▸ **THE DATA**:
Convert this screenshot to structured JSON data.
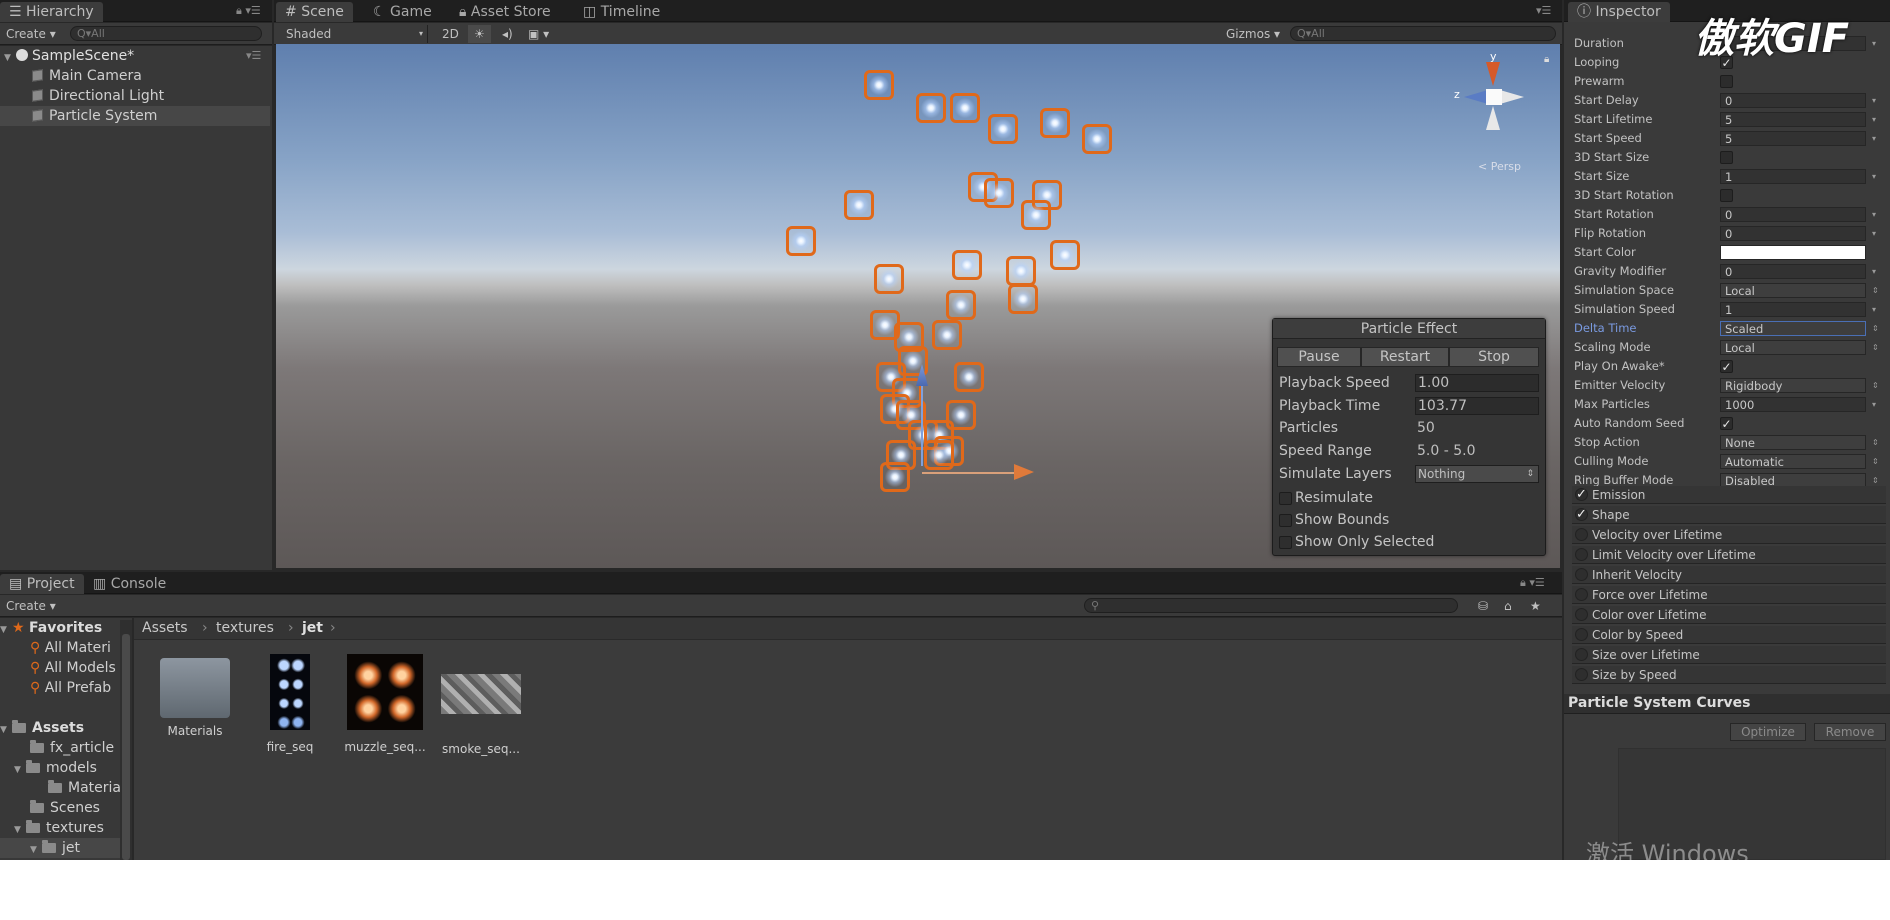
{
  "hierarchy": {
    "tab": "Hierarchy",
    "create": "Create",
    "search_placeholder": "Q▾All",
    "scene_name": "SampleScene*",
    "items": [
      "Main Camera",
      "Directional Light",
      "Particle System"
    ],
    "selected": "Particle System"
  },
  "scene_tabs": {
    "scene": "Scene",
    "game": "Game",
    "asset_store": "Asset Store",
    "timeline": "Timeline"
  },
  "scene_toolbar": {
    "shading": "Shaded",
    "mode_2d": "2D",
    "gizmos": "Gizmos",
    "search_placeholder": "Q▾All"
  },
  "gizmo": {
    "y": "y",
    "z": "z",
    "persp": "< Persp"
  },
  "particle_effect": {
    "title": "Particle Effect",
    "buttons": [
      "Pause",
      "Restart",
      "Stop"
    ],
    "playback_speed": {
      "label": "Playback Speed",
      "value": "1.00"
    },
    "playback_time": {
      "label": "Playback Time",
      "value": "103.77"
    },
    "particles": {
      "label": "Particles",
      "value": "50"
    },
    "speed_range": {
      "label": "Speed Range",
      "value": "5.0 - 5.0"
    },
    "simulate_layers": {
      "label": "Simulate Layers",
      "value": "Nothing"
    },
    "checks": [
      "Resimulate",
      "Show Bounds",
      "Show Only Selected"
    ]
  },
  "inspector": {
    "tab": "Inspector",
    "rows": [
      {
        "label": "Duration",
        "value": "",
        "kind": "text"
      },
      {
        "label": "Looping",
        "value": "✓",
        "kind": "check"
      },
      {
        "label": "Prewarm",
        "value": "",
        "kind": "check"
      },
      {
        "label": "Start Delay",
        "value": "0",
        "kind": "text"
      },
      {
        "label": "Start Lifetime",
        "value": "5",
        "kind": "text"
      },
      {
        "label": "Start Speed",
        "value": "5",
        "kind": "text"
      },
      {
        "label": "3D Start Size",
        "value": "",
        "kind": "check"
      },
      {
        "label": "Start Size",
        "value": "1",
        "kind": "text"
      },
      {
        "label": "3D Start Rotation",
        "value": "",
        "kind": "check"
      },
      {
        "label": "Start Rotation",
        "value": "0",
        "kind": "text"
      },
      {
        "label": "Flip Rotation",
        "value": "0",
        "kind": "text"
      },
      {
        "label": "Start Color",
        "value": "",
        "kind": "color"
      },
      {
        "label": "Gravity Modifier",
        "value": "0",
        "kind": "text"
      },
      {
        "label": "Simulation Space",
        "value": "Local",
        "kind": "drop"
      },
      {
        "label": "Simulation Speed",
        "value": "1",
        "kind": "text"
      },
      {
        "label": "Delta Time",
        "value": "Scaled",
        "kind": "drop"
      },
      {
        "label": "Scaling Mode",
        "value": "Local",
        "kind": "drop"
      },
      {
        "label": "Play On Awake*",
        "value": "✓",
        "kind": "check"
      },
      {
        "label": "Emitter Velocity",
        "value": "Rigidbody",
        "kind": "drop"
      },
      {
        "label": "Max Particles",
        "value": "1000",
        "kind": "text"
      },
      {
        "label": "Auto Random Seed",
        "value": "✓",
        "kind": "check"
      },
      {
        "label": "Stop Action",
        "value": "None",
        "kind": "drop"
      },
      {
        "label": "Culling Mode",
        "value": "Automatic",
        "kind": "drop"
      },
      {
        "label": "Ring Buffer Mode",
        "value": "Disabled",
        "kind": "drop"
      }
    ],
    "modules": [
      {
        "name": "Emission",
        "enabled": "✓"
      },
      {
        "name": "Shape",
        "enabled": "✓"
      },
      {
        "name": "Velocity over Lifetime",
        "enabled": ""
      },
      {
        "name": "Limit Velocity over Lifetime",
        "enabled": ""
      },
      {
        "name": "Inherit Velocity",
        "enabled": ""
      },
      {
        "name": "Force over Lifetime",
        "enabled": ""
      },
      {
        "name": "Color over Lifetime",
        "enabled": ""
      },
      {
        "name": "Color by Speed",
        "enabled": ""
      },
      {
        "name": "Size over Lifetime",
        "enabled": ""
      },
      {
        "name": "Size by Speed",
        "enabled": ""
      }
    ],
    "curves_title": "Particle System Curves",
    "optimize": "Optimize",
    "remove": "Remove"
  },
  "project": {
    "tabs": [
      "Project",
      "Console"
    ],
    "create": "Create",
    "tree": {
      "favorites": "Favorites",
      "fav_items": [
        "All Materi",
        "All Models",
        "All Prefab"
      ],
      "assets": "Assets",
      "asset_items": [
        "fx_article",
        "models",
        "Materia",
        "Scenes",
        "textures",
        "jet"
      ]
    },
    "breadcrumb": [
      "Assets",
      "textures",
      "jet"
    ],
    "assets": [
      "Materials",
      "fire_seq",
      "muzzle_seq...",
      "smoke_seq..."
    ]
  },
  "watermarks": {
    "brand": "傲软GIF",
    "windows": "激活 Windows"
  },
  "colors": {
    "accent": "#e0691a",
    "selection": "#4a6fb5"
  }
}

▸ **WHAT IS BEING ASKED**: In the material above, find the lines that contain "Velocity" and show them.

▸ **PROBLEM SOLUTION**:
        "label": "Emitter Velocity",
        "name": "Velocity over Lifetime",
        "name": "Limit Velocity over Lifetime",
        "name": "Inherit Velocity",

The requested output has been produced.